*ASSIGNMENT*. All of the data needs to be printed again, exactly as written.

(RECORDS SUPPLIED)

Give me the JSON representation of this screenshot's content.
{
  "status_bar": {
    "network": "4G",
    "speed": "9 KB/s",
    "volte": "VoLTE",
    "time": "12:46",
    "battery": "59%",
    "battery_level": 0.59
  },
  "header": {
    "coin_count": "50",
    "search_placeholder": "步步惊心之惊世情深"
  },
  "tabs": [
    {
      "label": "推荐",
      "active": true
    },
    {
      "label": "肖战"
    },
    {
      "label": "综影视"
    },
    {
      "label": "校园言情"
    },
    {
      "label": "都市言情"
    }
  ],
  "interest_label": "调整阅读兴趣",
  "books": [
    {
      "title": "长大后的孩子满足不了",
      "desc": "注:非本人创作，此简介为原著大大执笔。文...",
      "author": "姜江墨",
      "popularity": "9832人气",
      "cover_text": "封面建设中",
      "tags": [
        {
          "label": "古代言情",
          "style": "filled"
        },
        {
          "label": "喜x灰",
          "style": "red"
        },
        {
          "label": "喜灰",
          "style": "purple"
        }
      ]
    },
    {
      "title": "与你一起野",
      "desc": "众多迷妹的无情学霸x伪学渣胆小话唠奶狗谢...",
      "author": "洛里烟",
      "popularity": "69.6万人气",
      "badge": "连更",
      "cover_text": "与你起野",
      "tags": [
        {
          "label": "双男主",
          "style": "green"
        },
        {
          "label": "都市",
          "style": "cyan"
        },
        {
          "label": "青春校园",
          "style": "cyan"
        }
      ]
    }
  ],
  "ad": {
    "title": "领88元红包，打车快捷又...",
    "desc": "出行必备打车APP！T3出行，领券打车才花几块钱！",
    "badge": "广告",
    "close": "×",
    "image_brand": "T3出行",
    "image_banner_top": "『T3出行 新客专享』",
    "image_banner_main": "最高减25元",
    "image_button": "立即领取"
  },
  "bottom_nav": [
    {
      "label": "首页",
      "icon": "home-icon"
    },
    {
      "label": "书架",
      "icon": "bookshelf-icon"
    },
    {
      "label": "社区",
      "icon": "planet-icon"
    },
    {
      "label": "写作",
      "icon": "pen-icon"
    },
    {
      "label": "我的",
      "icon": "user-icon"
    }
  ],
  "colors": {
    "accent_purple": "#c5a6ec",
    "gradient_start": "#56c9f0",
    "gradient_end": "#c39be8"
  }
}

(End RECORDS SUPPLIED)

*YOUR SOLUTION*.
Give me the JSON representation of this screenshot's content.
{
  "status_bar": {
    "network": "4G",
    "speed": "9 KB/s",
    "volte": "VoLTE",
    "time": "12:46",
    "battery": "59%",
    "battery_level": 0.59
  },
  "header": {
    "coin_count": "50",
    "search_placeholder": "步步惊心之惊世情深"
  },
  "tabs": [
    {
      "label": "推荐",
      "active": true
    },
    {
      "label": "肖战"
    },
    {
      "label": "综影视"
    },
    {
      "label": "校园言情"
    },
    {
      "label": "都市言情"
    }
  ],
  "interest_label": "调整阅读兴趣",
  "books": [
    {
      "title": "长大后的孩子满足不了",
      "desc": "注:非本人创作，此简介为原著大大执笔。文...",
      "author": "姜江墨",
      "popularity": "9832人气",
      "cover_text": "封面建设中",
      "tags": [
        {
          "label": "古代言情",
          "style": "filled"
        },
        {
          "label": "喜x灰",
          "style": "red"
        },
        {
          "label": "喜灰",
          "style": "purple"
        }
      ]
    },
    {
      "title": "与你一起野",
      "desc": "众多迷妹的无情学霸x伪学渣胆小话唠奶狗谢...",
      "author": "洛里烟",
      "popularity": "69.6万人气",
      "badge": "连更",
      "cover_text": "与你起野",
      "tags": [
        {
          "label": "双男主",
          "style": "green"
        },
        {
          "label": "都市",
          "style": "cyan"
        },
        {
          "label": "青春校园",
          "style": "cyan"
        }
      ]
    }
  ],
  "ad": {
    "title": "领88元红包，打车快捷又...",
    "desc": "出行必备打车APP！T3出行，领券打车才花几块钱！",
    "badge": "广告",
    "close": "×",
    "image_brand": "T3出行",
    "image_banner_top": "『T3出行 新客专享』",
    "image_banner_main": "最高减25元",
    "image_button": "立即领取"
  },
  "bottom_nav": [
    {
      "label": "首页",
      "icon": "home-icon"
    },
    {
      "label": "书架",
      "icon": "bookshelf-icon"
    },
    {
      "label": "社区",
      "icon": "planet-icon"
    },
    {
      "label": "写作",
      "icon": "pen-icon"
    },
    {
      "label": "我的",
      "icon": "user-icon"
    }
  ],
  "colors": {
    "accent_purple": "#c5a6ec",
    "gradient_start": "#56c9f0",
    "gradient_end": "#c39be8"
  }
}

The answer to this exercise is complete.